echo-interview with Heinz Karrer, Chairman of the Board of Directors of economiesuisse, Swiss Business Federation
elipsLife echo: Mr Karrer, economiesuisse is the umbrella organisation of the Swiss business sector, representing around 100,000 companies with two million employees. What is its core task?
Heinz Karrer: We represent the interests of the business sector in the political process. Our goal is to foster the best possible environment for Swiss companies and for Switzerland as a business hub.
As a non-EU member, Switzerland has a rather isolated position in Europe, particularly since the adoption of tighter immigration controls. How much isolation can the country handle, or put in another way: how much does the country need to open up?

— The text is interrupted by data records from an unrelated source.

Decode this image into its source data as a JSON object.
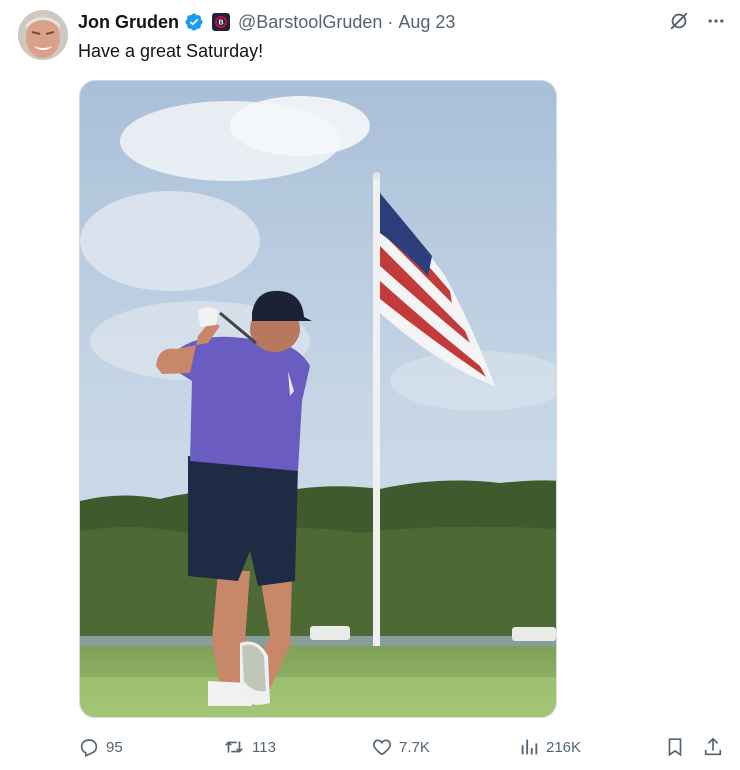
{
  "tweet": {
    "author_name": "Jon Gruden",
    "handle": "@BarstoolGruden",
    "separator": "·",
    "date": "Aug 23",
    "text": "Have a great Saturday!"
  },
  "icons": {
    "verified": "verified-badge-icon",
    "affiliate": "barstool-affiliate-badge-icon",
    "grok": "grok-icon",
    "more": "more-icon",
    "reply": "reply-icon",
    "repost": "repost-icon",
    "like": "like-icon",
    "views": "views-icon",
    "bookmark": "bookmark-icon",
    "share": "share-icon"
  },
  "actions": {
    "replies": "95",
    "reposts": "113",
    "likes": "7.7K",
    "views": "216K"
  },
  "colors": {
    "verified_blue": "#1d9bf0",
    "secondary_text": "#536471",
    "primary_text": "#0f1419"
  }
}
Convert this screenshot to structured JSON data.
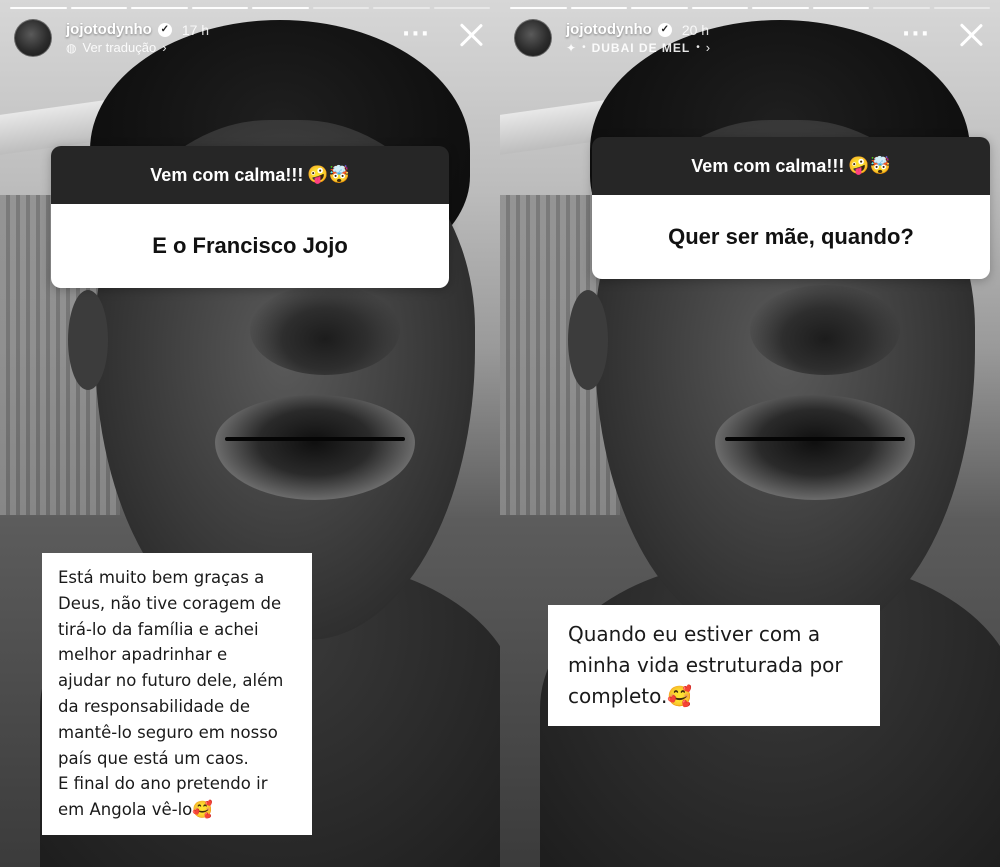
{
  "stories": [
    {
      "username": "jojotodynho",
      "time": "17 h",
      "subline_text": "Ver tradução",
      "sticker_title": "Vem com calma!!!",
      "sticker_emojis": "🤪🤯",
      "question": "E o Francisco Jojo",
      "answer": "Está muito bem graças a\nDeus, não tive coragem de\ntirá-lo da família e achei\nmelhor apadrinhar e\najudar no futuro dele, além\nda responsabilidade de\nmantê-lo seguro em nosso\npaís que está um caos.\nE final do ano pretendo ir\nem Angola vê-lo🥰"
    },
    {
      "username": "jojotodynho",
      "time": "20 h",
      "subline_text": "DUBAI DE MEL",
      "sticker_title": "Vem com calma!!!",
      "sticker_emojis": "🤪🤯",
      "question": "Quer ser mãe, quando?",
      "answer": "Quando eu estiver com a\nminha vida estruturada por\ncompleto.🥰"
    }
  ],
  "icons": {
    "verified": "verified-badge-icon",
    "translate": "translate-icon",
    "music": "sparkle-music-icon",
    "more": "more-options-icon",
    "close": "close-icon"
  }
}
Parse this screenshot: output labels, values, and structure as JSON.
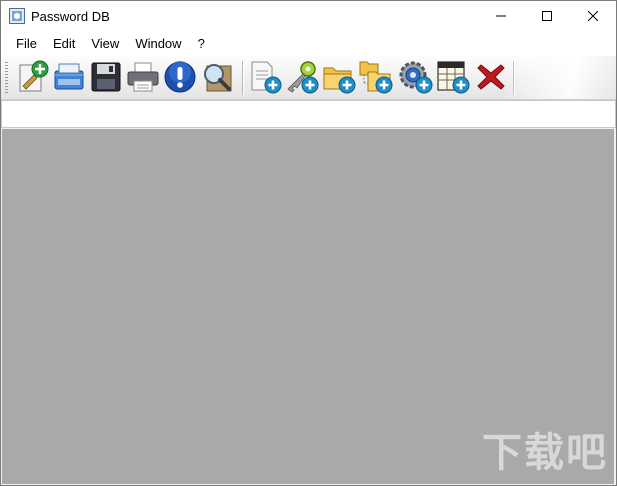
{
  "window": {
    "title": "Password DB",
    "icon": "database-app-icon"
  },
  "controls": [
    "minimize-icon",
    "maximize-icon",
    "close-icon"
  ],
  "menu": [
    {
      "label": "File"
    },
    {
      "label": "Edit"
    },
    {
      "label": "View"
    },
    {
      "label": "Window"
    },
    {
      "label": "?"
    }
  ],
  "toolbar": {
    "buttons": [
      {
        "icon": "new-database-icon",
        "group": 1
      },
      {
        "icon": "open-database-icon",
        "group": 1
      },
      {
        "icon": "save-icon",
        "group": 1
      },
      {
        "icon": "print-icon",
        "group": 1
      },
      {
        "icon": "info-icon",
        "group": 1
      },
      {
        "icon": "search-icon",
        "group": 1
      },
      {
        "icon": "add-entry-icon",
        "group": 2
      },
      {
        "icon": "add-key-icon",
        "group": 2
      },
      {
        "icon": "add-folder-icon",
        "group": 2
      },
      {
        "icon": "add-subfolder-icon",
        "group": 2
      },
      {
        "icon": "add-settings-icon",
        "group": 2
      },
      {
        "icon": "add-table-icon",
        "group": 2
      },
      {
        "icon": "delete-icon",
        "group": 2
      }
    ]
  },
  "colors": {
    "workspace": "#a9a9a9",
    "plus_badge": "#1f8fc7",
    "delete_red": "#c0181c"
  },
  "watermark": {
    "text": "下载吧"
  }
}
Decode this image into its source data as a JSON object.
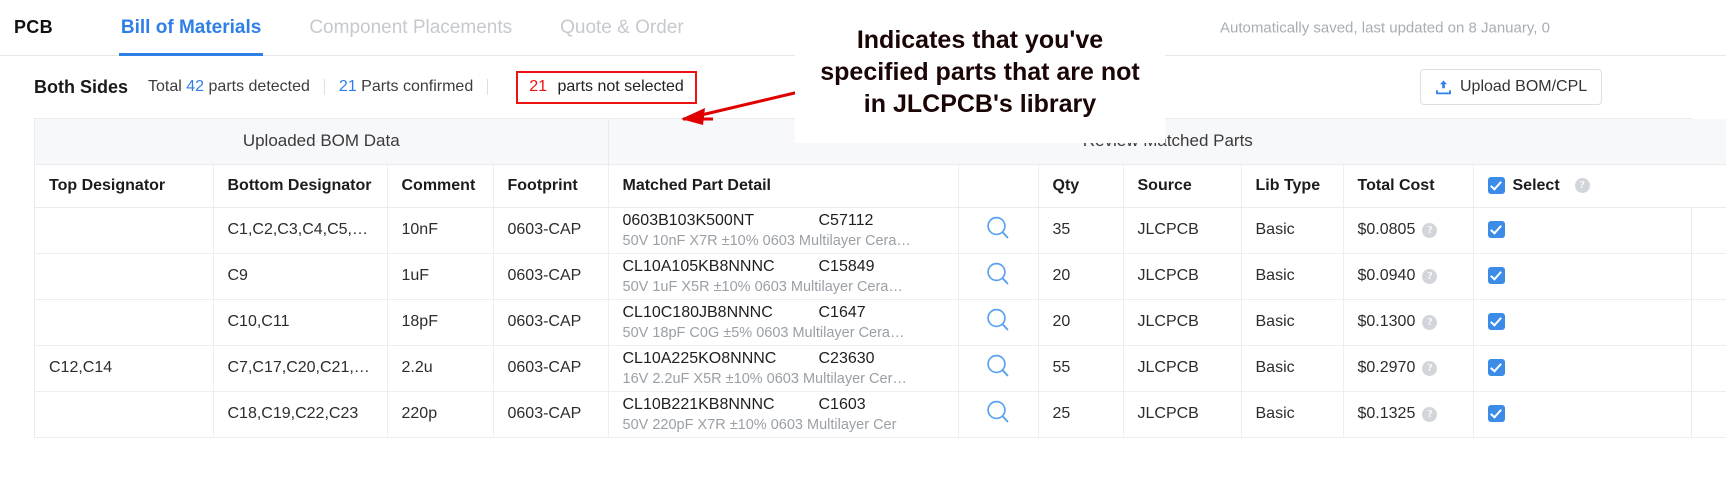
{
  "header": {
    "brand": "PCB",
    "tabs": [
      {
        "label": "Bill of Materials",
        "active": true
      },
      {
        "label": "Component Placements",
        "active": false
      },
      {
        "label": "Quote & Order",
        "active": false
      }
    ],
    "autosave": "Automatically saved, last updated on 8 January, 0"
  },
  "toolbar": {
    "side_label": "Both Sides",
    "total_prefix": "Total",
    "total_count": "42",
    "total_suffix": "parts detected",
    "confirmed_count": "21",
    "confirmed_label": "Parts confirmed",
    "notselected_count": "21",
    "notselected_label": "parts not selected",
    "upload_label": "Upload BOM/CPL",
    "upload_icon": "upload-icon",
    "alert_color": "#ee1111",
    "accent_color": "#2f7fe8"
  },
  "annotation": {
    "text": "Indicates that you've\nspecified parts that are not\nin JLCPCB's library",
    "arrow_color": "#e00000"
  },
  "table": {
    "groups": [
      {
        "label": "Uploaded BOM Data",
        "span": 4
      },
      {
        "label": "Review Matched Parts",
        "span": 6
      }
    ],
    "columns": [
      "Top Designator",
      "Bottom Designator",
      "Comment",
      "Footprint",
      "Matched Part Detail",
      "",
      "Qty",
      "Source",
      "Lib Type",
      "Total Cost"
    ],
    "select_header": "Select",
    "rows": [
      {
        "top_designator": "",
        "bottom_designator": "C1,C2,C3,C4,C5,…",
        "comment": "10nF",
        "footprint": "0603-CAP",
        "mpn": "0603B103K500NT",
        "lcsc": "C57112",
        "description": "50V 10nF X7R ±10% 0603 Multilayer Cera…",
        "qty": "35",
        "source": "JLCPCB",
        "lib_type": "Basic",
        "total_cost": "$0.0805",
        "selected": true
      },
      {
        "top_designator": "",
        "bottom_designator": "C9",
        "comment": "1uF",
        "footprint": "0603-CAP",
        "mpn": "CL10A105KB8NNNC",
        "lcsc": "C15849",
        "description": "50V 1uF X5R ±10% 0603 Multilayer Cera…",
        "qty": "20",
        "source": "JLCPCB",
        "lib_type": "Basic",
        "total_cost": "$0.0940",
        "selected": true
      },
      {
        "top_designator": "",
        "bottom_designator": "C10,C11",
        "comment": "18pF",
        "footprint": "0603-CAP",
        "mpn": "CL10C180JB8NNNC",
        "lcsc": "C1647",
        "description": "50V 18pF C0G ±5% 0603 Multilayer Cera…",
        "qty": "20",
        "source": "JLCPCB",
        "lib_type": "Basic",
        "total_cost": "$0.1300",
        "selected": true
      },
      {
        "top_designator": "C12,C14",
        "bottom_designator": "C7,C17,C20,C21,…",
        "comment": "2.2u",
        "footprint": "0603-CAP",
        "mpn": "CL10A225KO8NNNC",
        "lcsc": "C23630",
        "description": "16V 2.2uF X5R ±10% 0603 Multilayer Cer…",
        "qty": "55",
        "source": "JLCPCB",
        "lib_type": "Basic",
        "total_cost": "$0.2970",
        "selected": true
      },
      {
        "top_designator": "",
        "bottom_designator": "C18,C19,C22,C23",
        "comment": "220p",
        "footprint": "0603-CAP",
        "mpn": "CL10B221KB8NNNC",
        "lcsc": "C1603",
        "description": "50V 220pF X7R ±10% 0603 Multilayer Cer",
        "qty": "25",
        "source": "JLCPCB",
        "lib_type": "Basic",
        "total_cost": "$0.1325",
        "selected": true
      }
    ]
  }
}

I wouldn't say the country is isolated. In fact, it's the world's most networked country, even as a non-EU member. Switzerland ranks 94th in the world measured by the number of inhabitants. But in economic terms, it ranks 19th. Of our exports, 56% go to EU countries, and 75% of all imports come from them. This highlights the importance of our relationship with this group of nations. We call this relationship the "bilateral agreements". And up to now, they have worked very well and we want them to continue. The second pillar is the free trade agreements with other non-EU countries. For example, Federal Councillor Schneider-Ammann has set an important milestone in this connection with Switzerland's new free trade agreement with China.

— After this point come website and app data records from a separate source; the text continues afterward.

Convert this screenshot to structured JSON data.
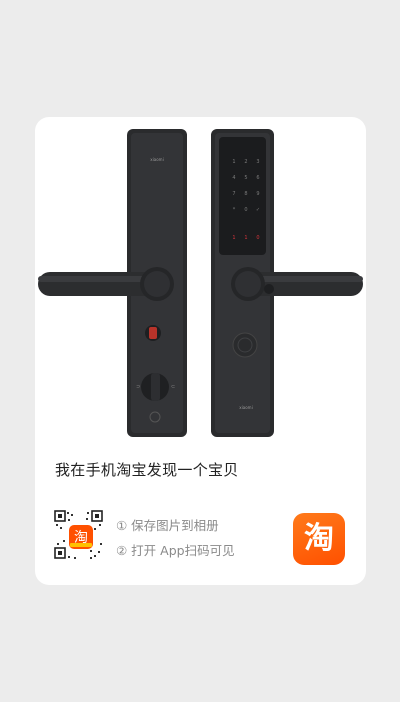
{
  "share_card": {
    "caption": "我在手机淘宝发现一个宝贝",
    "step1": "① 保存图片到相册",
    "step2": "② 打开 App扫码可见",
    "app_logo_text": "淘",
    "product_brand": "xiaomi",
    "product_image_icon": "smart-door-lock",
    "brand_color": "#ff5000"
  }
}
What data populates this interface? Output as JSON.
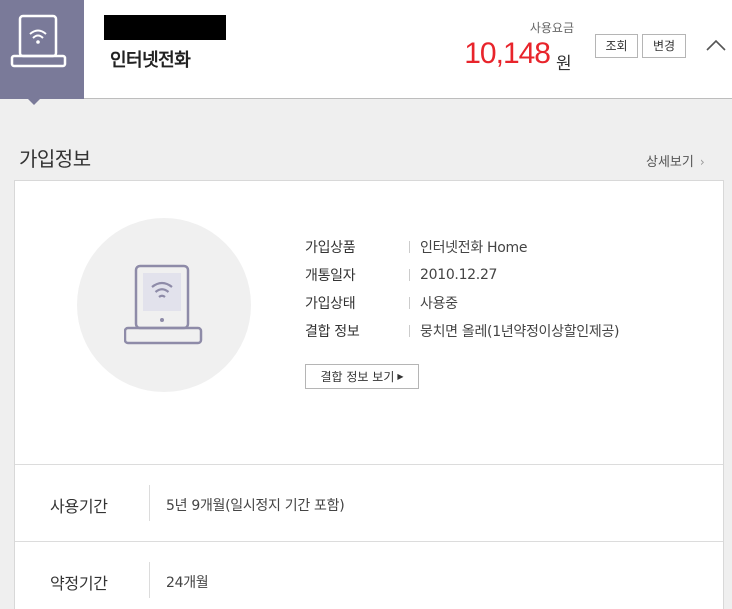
{
  "header": {
    "service_icon": "tablet-wifi-icon",
    "service_name": "인터넷전화",
    "fee_label": "사용요금",
    "fee_amount": "10,148",
    "fee_unit": "원",
    "inquiry_label": "조회",
    "change_label": "변경",
    "collapse_icon": "chevron-up-icon"
  },
  "section": {
    "title": "가입정보",
    "detail_link": "상세보기",
    "detail_chevron": "›"
  },
  "info": {
    "rows": [
      {
        "label": "가입상품",
        "value": "인터넷전화 Home"
      },
      {
        "label": "개통일자",
        "value": "2010.12.27"
      },
      {
        "label": "가입상태",
        "value": "사용중"
      },
      {
        "label": "결합 정보",
        "value": "뭉치면 올레(1년약정이상할인제공)"
      }
    ],
    "combo_button_label": "결합 정보 보기",
    "combo_button_arrow": "▶"
  },
  "periods": [
    {
      "label": "사용기간",
      "value": "5년 9개월(일시정지 기간 포함)"
    },
    {
      "label": "약정기간",
      "value": "24개월"
    }
  ],
  "colors": {
    "accent_purple": "#7a7a99",
    "fee_red": "#e8242b"
  }
}
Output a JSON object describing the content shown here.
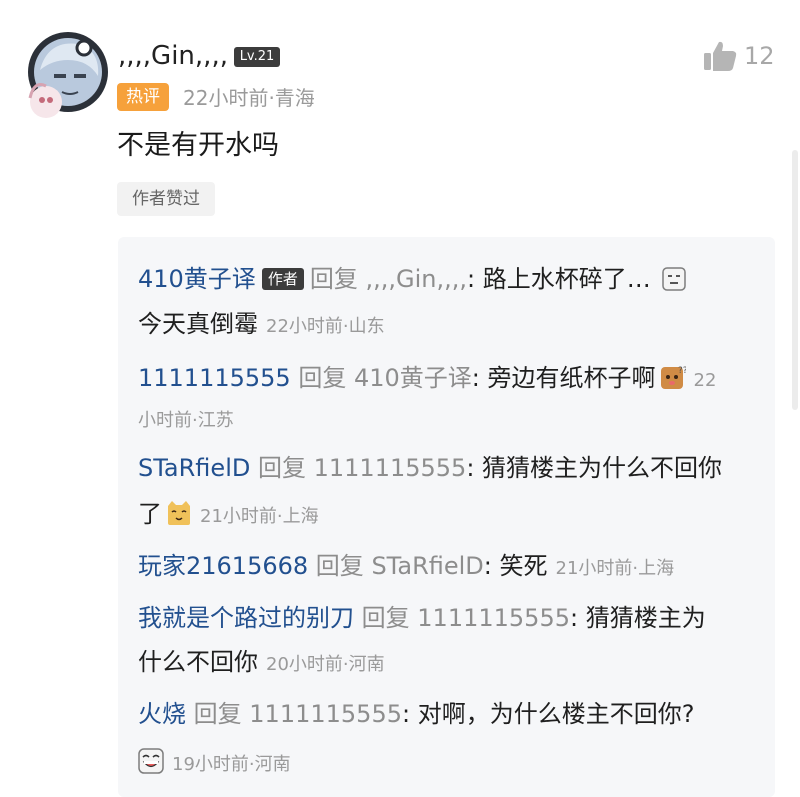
{
  "comment": {
    "username": ",,,,Gin,,,,",
    "level": "Lv.21",
    "hot_tag": "热评",
    "meta": "22小时前·青海",
    "likes": "12",
    "content": "不是有开水吗",
    "author_liked": "作者赞过"
  },
  "reply_word": "回复",
  "author_tag": "作者",
  "replies": [
    {
      "user": "410黄子译",
      "target": ",,,,Gin,,,,",
      "text1": ": 路上水杯碎了…",
      "text2": "今天真倒霉",
      "time": "22小时前·山东"
    },
    {
      "user": "1111115555",
      "target": "410黄子译",
      "text1": ": 旁边有纸杯子啊",
      "time_part1": "22",
      "time_part2": "小时前·江苏"
    },
    {
      "user": "STaRfielD",
      "target": "1111115555",
      "text1": ": 猜猜楼主为什么不回你",
      "text2": "了",
      "time": "21小时前·上海"
    },
    {
      "user": "玩家21615668",
      "target": "STaRfielD",
      "text1": ": 笑死",
      "time": "21小时前·上海"
    },
    {
      "user": "我就是个路过的别刀",
      "target": "1111115555",
      "text1": ": 猜猜楼主为",
      "text2": "什么不回你",
      "time": "20小时前·河南"
    },
    {
      "user": "火烧",
      "target": "1111115555",
      "text1": ": 对啊，为什么楼主不回你?",
      "time": "19小时前·河南"
    }
  ],
  "icons": {
    "like": "thumbs-up-icon",
    "emoji_plain": "plain-face-emoji",
    "emoji_shy": "shy-face-emoji",
    "emoji_cat": "cat-face-emoji",
    "emoji_smile": "big-smile-emoji"
  }
}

The abandonment of the euro peg caused a stir in many business circles. What's the sentiment in your Federation about this move one month after the decision?
When talking about the scrapping of the euro floor, we have to look a bit further into the past. We come from a time when we still paid CHF 1.60 for a euro. In other words, the Swiss economy has had to face many challenges in the past five years. Adjustments were needed, at the structural as well as the corporate levels. The pegged exchange afforded security when it came to exchange rate fluctuations. All of this ended suddenly on 15 January with exchange rates inevitably going through the roof. This was a shock for many companies, in particular those that mainly export to the eurozone. For many it will be very difficult to master the current exchange rate situation. Of course, this is not true for the economy as a whole, as companies that are broadly diversified in geographic terms are less affected. But every firm is affected to some extent, at least. There is also uncertainty about where the exchange rate will finally stabilise. From our point of view, this is a long-term issue characterised by much volatility. Finding the right way to handle the situation is going to be tricky.
Did some businesses rely too much on the euro peg floor?
I wouldn't say that was the case. I should point out that the Central Bank had always made it crystal clear that the pegged exchange rate was not going to be a permanent measure. Everybody knew this. The only question was when the peg would be abandoned.